The Court of Appeals for the Second Circuit reversed and remanded. 907 F.2d at 1333-34. It held that this court "should have begun" with the "elements" of (a) whether the USSR and its Ministry constituted a "foreign state," and (b) whether it had been "served with lawful process," because these issues were "more likely to be dispositive." 907 F.2d at 1332.
The Court of Appeals agreed with this court that a failure to warn was not an "act performed in the United States" within the meaning of the first clause of § 1605(a)(2). 907 F.2d at 1333. But the Court of Appeals held that it was improper for this court to dismiss on the ground that the action was not "based on a commercial activity carried on in the United States." 907 F.2d at 1333.
The Court of Appeals construed the complaint to allege that a Soviet entity inspected, overhauled, and serviced the aircraft and the engines "in the United States," and said that counsel's letter stating that "the USSR's negligence occurred in that country" did not constitute a waiver of a claim alleging negligence in the United States. The court also construed plaintiff's interrogatories to be seeking information as to the USSR's servicing of the aircraft and engines "in the United States." 907 F.2d at 1333.
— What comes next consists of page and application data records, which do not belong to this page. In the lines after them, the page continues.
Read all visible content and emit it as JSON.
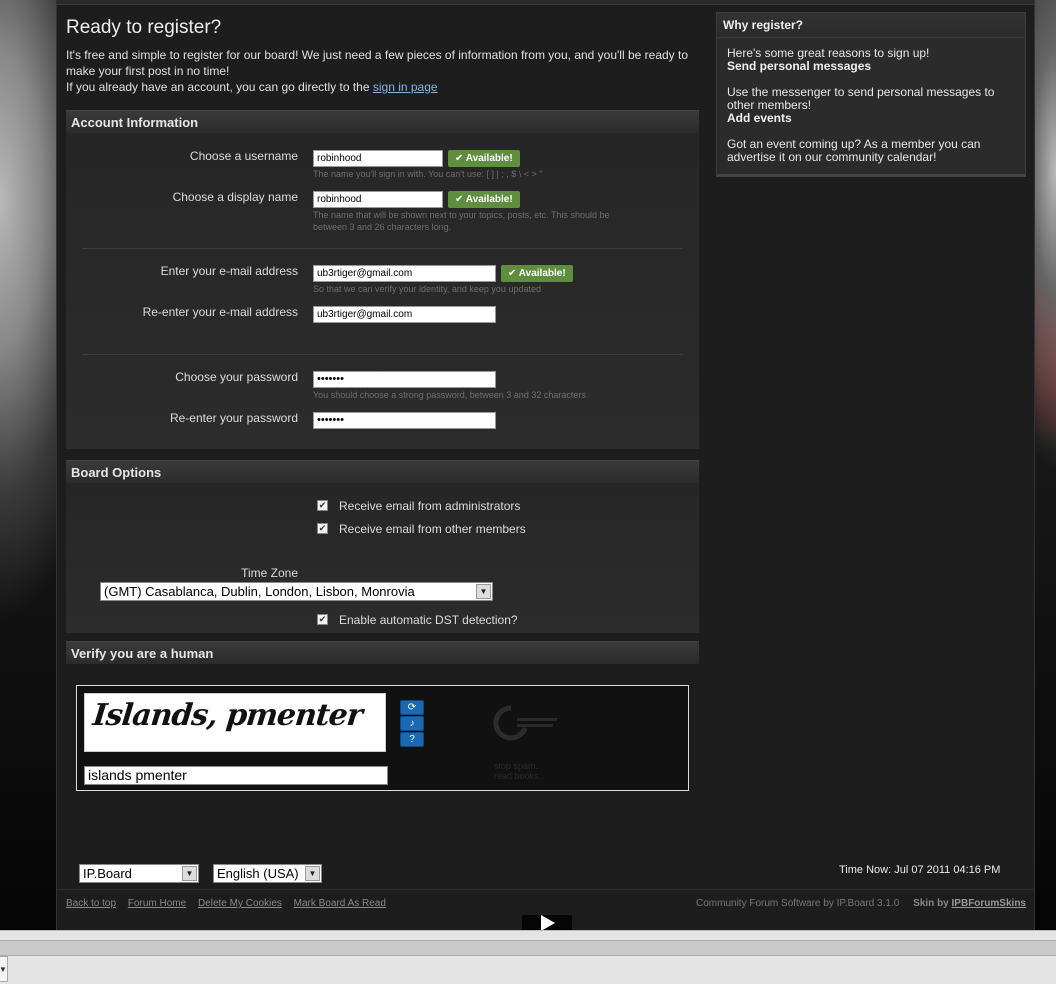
{
  "page": {
    "title": "Ready to register?",
    "intro_line1": "It's free and simple to register for our board! We just need a few pieces of information from you, and you'll be ready to make your first post in no time!",
    "intro_line2_prefix": "If you already have an account, you can go directly to the ",
    "intro_link": "sign in page"
  },
  "account": {
    "heading": "Account Information",
    "username_label": "Choose a username",
    "username_value": "robinhood",
    "username_status": "✔ Available!",
    "username_hint": "The name you'll sign in with. You can't use: [ ] | ; , $ \\ < > \"",
    "display_label": "Choose a display name",
    "display_value": "robinhood",
    "display_status": "✔ Available!",
    "display_hint1": "The name that will be shown next to your topics, posts, etc. This should be",
    "display_hint2": "between 3 and 26 characters long.",
    "email_label": "Enter your e-mail address",
    "email_value": "ub3rtiger@gmail.com",
    "email_status": "✔ Available!",
    "email_hint": "So that we can verify your identity, and keep you updated",
    "email2_label": "Re-enter your e-mail address",
    "email2_value": "ub3rtiger@gmail.com",
    "password_label": "Choose your password",
    "password_value": "•••••••",
    "password_hint": "You should choose a strong password, between 3 and 32 characters",
    "password2_label": "Re-enter your password",
    "password2_value": "•••••••"
  },
  "board": {
    "heading": "Board Options",
    "opt_admin": "Receive email from administrators",
    "opt_members": "Receive email from other members",
    "timezone_label": "Time Zone",
    "timezone_value": "(GMT) Casablanca, Dublin, London, Lisbon, Monrovia",
    "opt_dst": "Enable automatic DST detection?"
  },
  "verify": {
    "heading": "Verify you are a human",
    "captcha_word": "Islands, pmenter",
    "captcha_answer": "islands pmenter",
    "recaptcha_line1": "stop spam.",
    "recaptcha_line2": "read books."
  },
  "sidebar": {
    "heading": "Why register?",
    "intro": "Here's some great reasons to sign up!",
    "item1_title": "Send personal messages",
    "item1_text": "Use the messenger to send personal messages to other members!",
    "item2_title": "Add events",
    "item2_text": "Got an event coming up? As a member you can advertise it on our community calendar!"
  },
  "footer": {
    "skin_select": "IP.Board",
    "lang_select": "English (USA)",
    "time_now": "Time Now: Jul 07 2011 04:16 PM",
    "links": [
      "Back to top",
      "Forum Home",
      "Delete My Cookies",
      "Mark Board As Read"
    ],
    "powered": "Community Forum Software by IP.Board 3.1.0",
    "skin_by_prefix": "Skin by ",
    "skin_by_link": "IPBForumSkins"
  },
  "colors": {
    "available_badge": "#5f8f3e",
    "link": "#8fb3d9",
    "panel_bg": "#1d1d1d"
  }
}
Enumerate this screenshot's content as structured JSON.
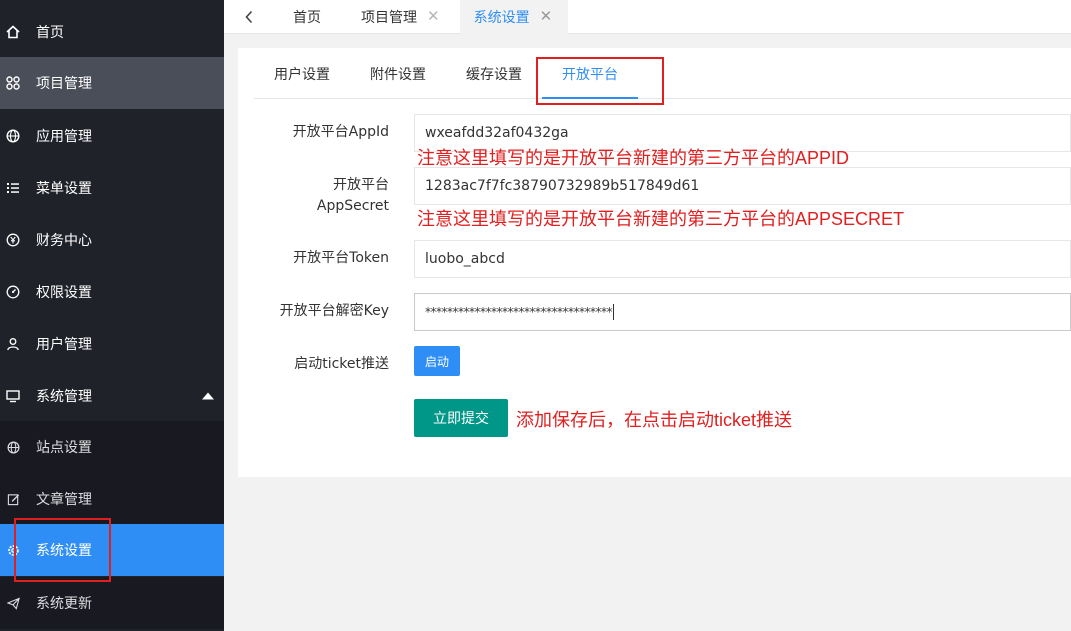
{
  "sidebar": {
    "items": [
      {
        "label": "首页",
        "icon": "home-icon"
      },
      {
        "label": "项目管理",
        "icon": "apps-icon"
      },
      {
        "label": "应用管理",
        "icon": "globe-icon"
      },
      {
        "label": "菜单设置",
        "icon": "list-icon"
      },
      {
        "label": "财务中心",
        "icon": "yen-icon"
      },
      {
        "label": "权限设置",
        "icon": "dial-icon"
      },
      {
        "label": "用户管理",
        "icon": "user-icon"
      },
      {
        "label": "系统管理",
        "icon": "monitor-icon"
      }
    ],
    "sub_items": [
      {
        "label": "站点设置",
        "icon": "globe-icon"
      },
      {
        "label": "文章管理",
        "icon": "edit-icon"
      },
      {
        "label": "系统设置",
        "icon": "gear-icon"
      },
      {
        "label": "系统更新",
        "icon": "send-icon"
      }
    ]
  },
  "topbar": {
    "tabs": [
      {
        "label": "首页"
      },
      {
        "label": "项目管理"
      },
      {
        "label": "系统设置"
      }
    ]
  },
  "subtabs": [
    "用户设置",
    "附件设置",
    "缓存设置",
    "开放平台"
  ],
  "form": {
    "appid_label": "开放平台AppId",
    "appid_value": "wxeafdd32af0432ga",
    "appid_note": "注意这里填写的是开放平台新建的第三方平台的APPID",
    "secret_label_1": "开放平台",
    "secret_label_2": "AppSecret",
    "secret_value": "1283ac7f7fc38790732989b517849d61",
    "secret_note": "注意这里填写的是开放平台新建的第三方平台的APPSECRET",
    "token_label": "开放平台Token",
    "token_value": "luobo_abcd",
    "key_label": "开放平台解密Key",
    "key_value": "**********************************",
    "ticket_label": "启动ticket推送",
    "start_button": "启动",
    "submit_button": "立即提交",
    "submit_note": "添加保存后，在点击启动ticket推送"
  },
  "colors": {
    "sidebar_bg": "#20222a",
    "active_blue": "#2f8ef5",
    "submit_green": "#009688",
    "annotation_red": "#e02020"
  }
}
In remanding the Court of Appeals conditioned plaintiff's entitlement to discovery on satisfaction of the "elements" of whether a "foreign state" had been "served with lawful process." 907 F.2d at 1333.
On March 27, 1991 the USSR answered on behalf of itself and the Ministry. To date Ilyushin Bureau and Soloviev Bureau have not answered.
On April 25, 1991, Magistrate Judge Caden directed the USSR to answer all of plaintiff's interrogatories. In July 1991 submitted answers verified by Yevgeny S. Antipov, then Counselor of the Embassy of the USSR in the United ...